And so, our boys were born on the morning of April 25, 2013 in Bacolod City, Philippines. They were born a few weeks premature at 36 weeks because the doctors noticed that the discordance between the twins became significant. Phil was born healthy but Zander had to stay for a few days in the NICU because the doctors saw some infection in his blood.

Despite all those challenges, we were just happy to finally hold the boys in our arms. We were just blessed to have them in our lives. I could still remember my father calling them, “miracle boys,” when they were born… I sincerely agree with him.

Phil & Zander at 1 month

The first few months of being parents was a tough adjustment period – sleepless nights, late night feedings, and seemingly endless crying from the boys. But all those were worth it whenever we see those beautiful smiles.

During the first 12 months, their development was within what was expected. They were both happy babies. But, at around 3 months, Zander had began to suck his thumb to soothe himself to sleep; while Phil was dependent on a pacifier to keep him calm at times.

On their 6th month, we brought the twins to Singapore so that our family would be together. Jecelyn has decided to become a full-time homemaker and be hands-on in taking care of the boys.

As the months pass, we noticed that Zander was a bit behind with their milestones when compared to Phil. Phil could walk unassisted at 13 months; Zander was able to do this at around 14 months. At 14 months, Phil could speak single words; Zander was able to do it at around 20 months. At 18 months, Phil can already say two-word phrases; Zander was able to do it only at around 25 months. At two years old, we noticed that Phil had began learning new words, naming images, letters, numbers and colors – but Zander was disinterested. We thought back then that he was just not ready – that somehow he would show interest; so, we just leave him be.
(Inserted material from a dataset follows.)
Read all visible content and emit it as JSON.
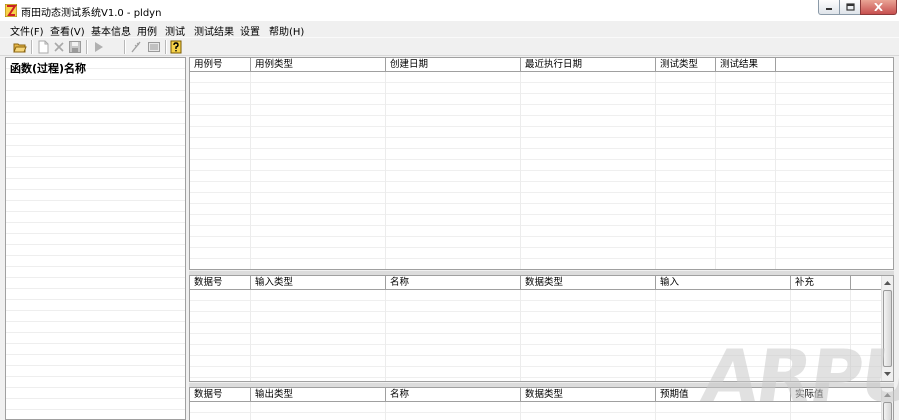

During this time, we also noticed that the twins rarely interact with each other. They would seldom play with each other even though they were together most of the time. But they would still react when other people would play with them or talk to them; giving smiles, giggles or laughs most of the time. So, even with those delays and lack of social interaction we still thought they were normal, typical babies – just delayed because they were born premature anyways.

Also, at around two years old, we noticed Zander having poor eye contact and that he became very interested in lining up toys. He also developed a habit of lying in prone position and flapping his legs while sucking his thumb whenever he was bored. This sent red flags to us – but still, we did not seek any professional opinion on it.

Zander lining up his toys

It was around their 30th month mark that a pediatrician told us to consider getting Zander assessed for ASD. He also noticed the lack of social interaction, poor eye contact and very few words from Zander. And this is when our autism journey began…